The German Federal Ministry of Education and Research organised a conference in Brussels in September under the title “Europe 2020: Designing research for European societies in a changing world”.

It concluded that “the EU research agenda should address issues such as employment and education, sustainable lifestyles and wellbeing, inclusion and poverty reduction, economics, behavioural sciences and understanding of cultures, involvement of cultural heritage institutions (such as museums, archives, and libraries) as well as evidence-based policy-making in a manner that gives rise to innovative approaches (e.g. through social innovation and behavioural change).”

The news of a separate social science programme has been met with enthusiasm by European higher education specialists.


Povl Tiedemann
January 2013

Chinese regulation on academic fraud hopes to reduce plagiarism

January 6, 2013

By Yojana Sharma, University World News.

A new Ministry of Education regulation to punish academic fraud came into effect on 1 January, to clamp down on plagiarism and fabricating research data, as well as buying, selling or organising trade in academic degree theses, including all forms of ‘ghostwriting’ or buying of materials produced by essay mills.

According to the regulation, institutions can withhold graduate, postgraduate or doctoral degrees if plagiarism or fraud is committed in the writing of dissertations.

Degrees already awarded can be revoked and the students in question will be banned from applying for further degrees within three years, according to the official China Daily newspaper.

In addition the students, tutors and other college officials involved can be suspended, removed from their post or expelled from the university as punishment.

An earlier draft of the regulation, published when it was put out for consultation last July, also stipulated that institutions with “too many” fraud cases may have their licence to grant degrees revoked by the authorities.

The regulation, seen as part of a broader campaign to stamp out academic misconduct, which is harming the country’s reputation internationally, is being described in state-run media as the “first of its kind” in the country.


Povl Tiedemann
January 2013

Industry worldwide plans to hire more business graduates – Survey

January 1, 2013

By Erin Millar, University World News.

Recent graduates can look forward to an improved job market in 2013 despite sustained economic uncertainty, according to a just-released employer survey published by the Graduate Management Admission Council, or GMAC.

While masters-level and business graduates were poised to see the biggest gains in hiring, the labour market for bachelor degree holders remained steady.

The projections are based on a year-end survey of 201 employers from 182 companies globally, including 45 Fortune 500 companies.

Seventy-six percent of employers planned to hire new MBAs in 2013, up seven points from the number of 2012 MBA graduates they hired.
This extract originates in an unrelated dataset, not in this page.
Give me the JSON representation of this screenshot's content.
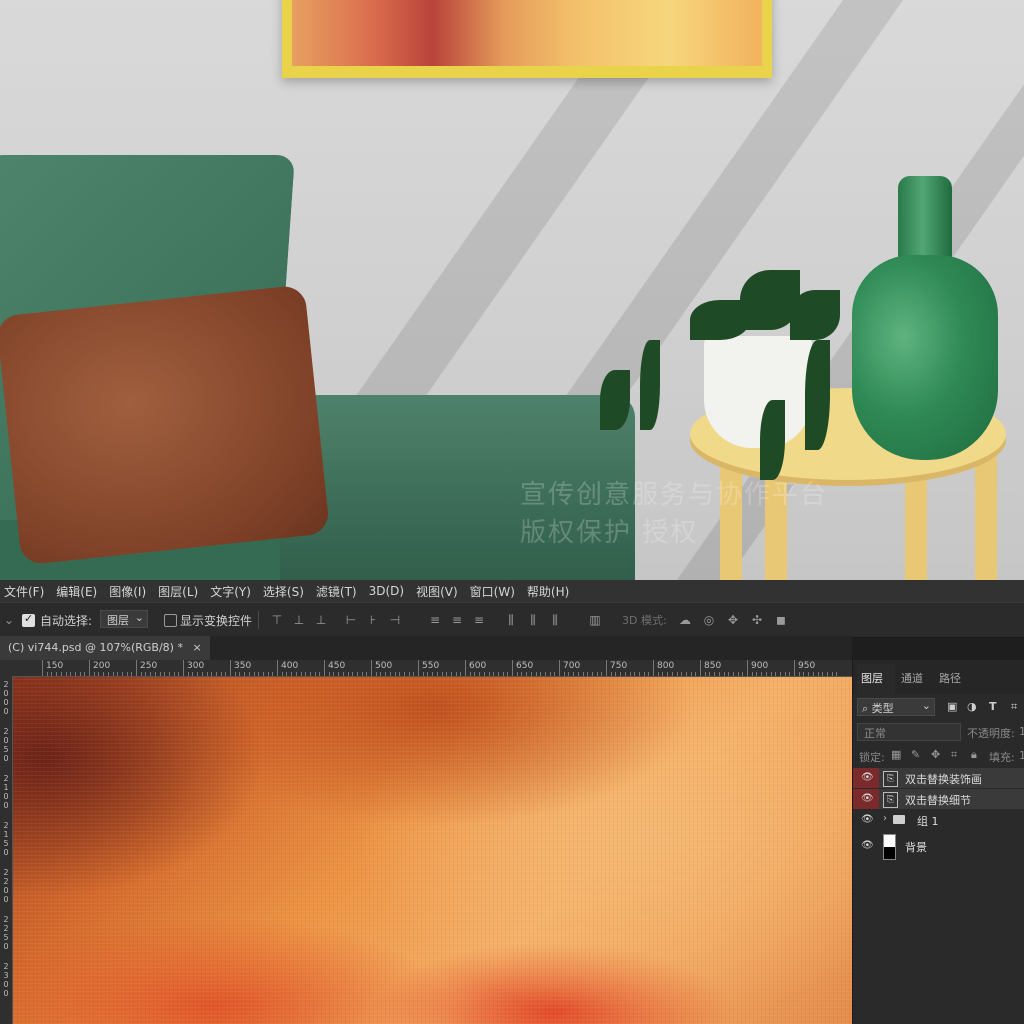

Other business-related postgraduate level candidates are also expected to be in demand.

Surveyed employers planned to hire masters of management, accounting and finance graduates in significantly greater numbers than last year.

Seventy-eight percent of employers planned to higher new bachelor degree graduates.

While prospects appear to be improving, United States-based GMAC cautioned that the job market would continue to be competitive and work experience, including co-ops and internships, was a crucial qualification.


Povl Tiedemann
January 2013